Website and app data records
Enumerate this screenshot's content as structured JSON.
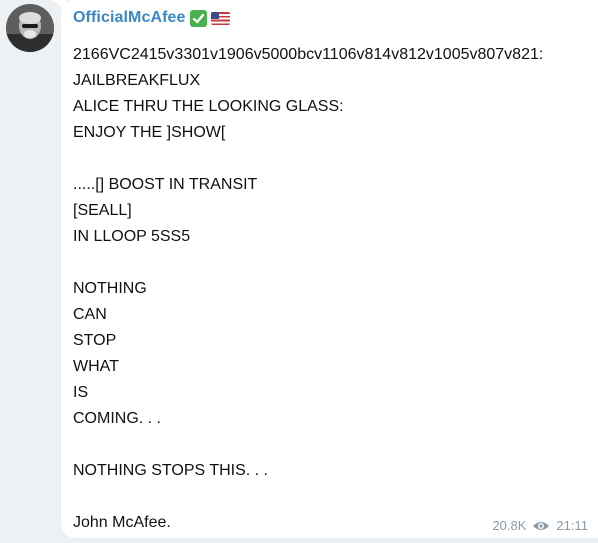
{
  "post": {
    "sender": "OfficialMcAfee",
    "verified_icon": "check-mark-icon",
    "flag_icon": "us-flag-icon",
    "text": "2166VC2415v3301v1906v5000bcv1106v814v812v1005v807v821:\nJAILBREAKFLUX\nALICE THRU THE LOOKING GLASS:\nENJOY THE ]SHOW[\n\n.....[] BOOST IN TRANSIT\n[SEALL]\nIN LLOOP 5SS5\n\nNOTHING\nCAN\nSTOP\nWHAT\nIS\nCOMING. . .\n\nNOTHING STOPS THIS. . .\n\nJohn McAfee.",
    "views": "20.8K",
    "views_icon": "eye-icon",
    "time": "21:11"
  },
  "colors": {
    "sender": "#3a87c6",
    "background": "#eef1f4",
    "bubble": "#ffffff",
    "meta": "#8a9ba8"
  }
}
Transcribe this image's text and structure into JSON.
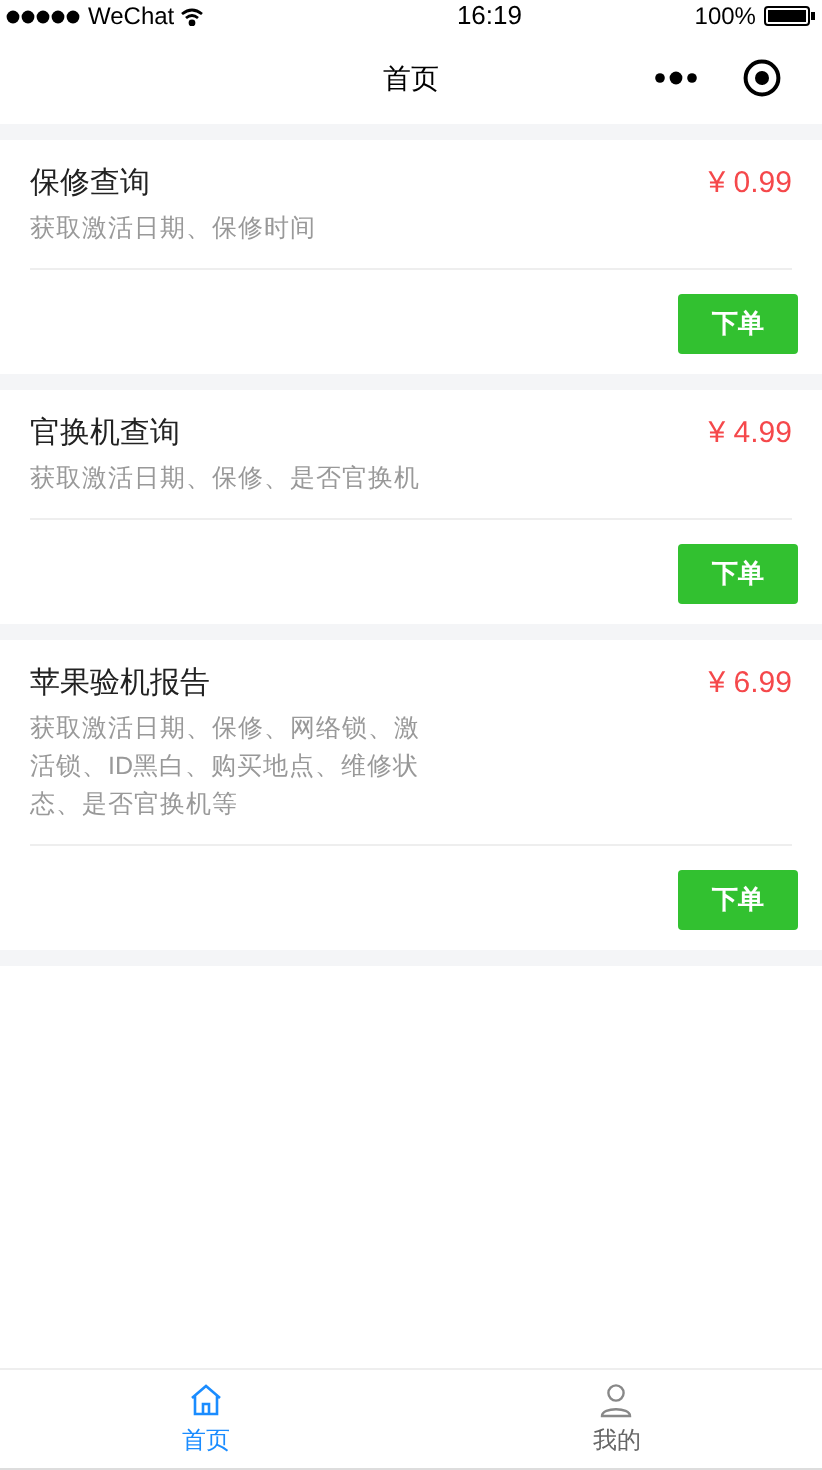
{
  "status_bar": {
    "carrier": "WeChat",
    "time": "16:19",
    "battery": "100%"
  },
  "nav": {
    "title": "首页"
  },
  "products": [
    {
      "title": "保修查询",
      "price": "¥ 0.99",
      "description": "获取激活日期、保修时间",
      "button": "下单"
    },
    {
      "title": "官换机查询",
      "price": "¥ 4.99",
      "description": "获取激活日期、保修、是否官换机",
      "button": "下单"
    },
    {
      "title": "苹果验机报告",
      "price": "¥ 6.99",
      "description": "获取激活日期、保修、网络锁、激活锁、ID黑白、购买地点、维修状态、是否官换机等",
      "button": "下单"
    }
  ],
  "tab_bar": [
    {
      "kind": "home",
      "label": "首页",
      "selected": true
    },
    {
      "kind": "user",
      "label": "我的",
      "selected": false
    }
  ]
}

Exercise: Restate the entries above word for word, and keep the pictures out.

Problem solution:
Enumerate this screenshot's content as structured JSON.
{
  "post": {
    "sender": "OfficialMcAfee",
    "verified_icon": "check-mark-icon",
    "flag_icon": "us-flag-icon",
    "text": "2166VC2415v3301v1906v5000bcv1106v814v812v1005v807v821:\nJAILBREAKFLUX\nALICE THRU THE LOOKING GLASS:\nENJOY THE ]SHOW[\n\n.....[] BOOST IN TRANSIT\n[SEALL]\nIN LLOOP 5SS5\n\nNOTHING\nCAN\nSTOP\nWHAT\nIS\nCOMING. . .\n\nNOTHING STOPS THIS. . .\n\nJohn McAfee.",
    "views": "20.8K",
    "views_icon": "eye-icon",
    "time": "21:11"
  },
  "colors": {
    "sender": "#3a87c6",
    "background": "#eef1f4",
    "bubble": "#ffffff",
    "meta": "#8a9ba8"
  }
}
Transcribe this image's text and structure into JSON.
{
  "status_bar": {
    "carrier": "WeChat",
    "time": "16:19",
    "battery": "100%"
  },
  "nav": {
    "title": "首页"
  },
  "products": [
    {
      "title": "保修查询",
      "price": "¥ 0.99",
      "description": "获取激活日期、保修时间",
      "button": "下单"
    },
    {
      "title": "官换机查询",
      "price": "¥ 4.99",
      "description": "获取激活日期、保修、是否官换机",
      "button": "下单"
    },
    {
      "title": "苹果验机报告",
      "price": "¥ 6.99",
      "description": "获取激活日期、保修、网络锁、激活锁、ID黑白、购买地点、维修状态、是否官换机等",
      "button": "下单"
    }
  ],
  "tab_bar": [
    {
      "kind": "home",
      "label": "首页",
      "selected": true
    },
    {
      "kind": "user",
      "label": "我的",
      "selected": false
    }
  ]
}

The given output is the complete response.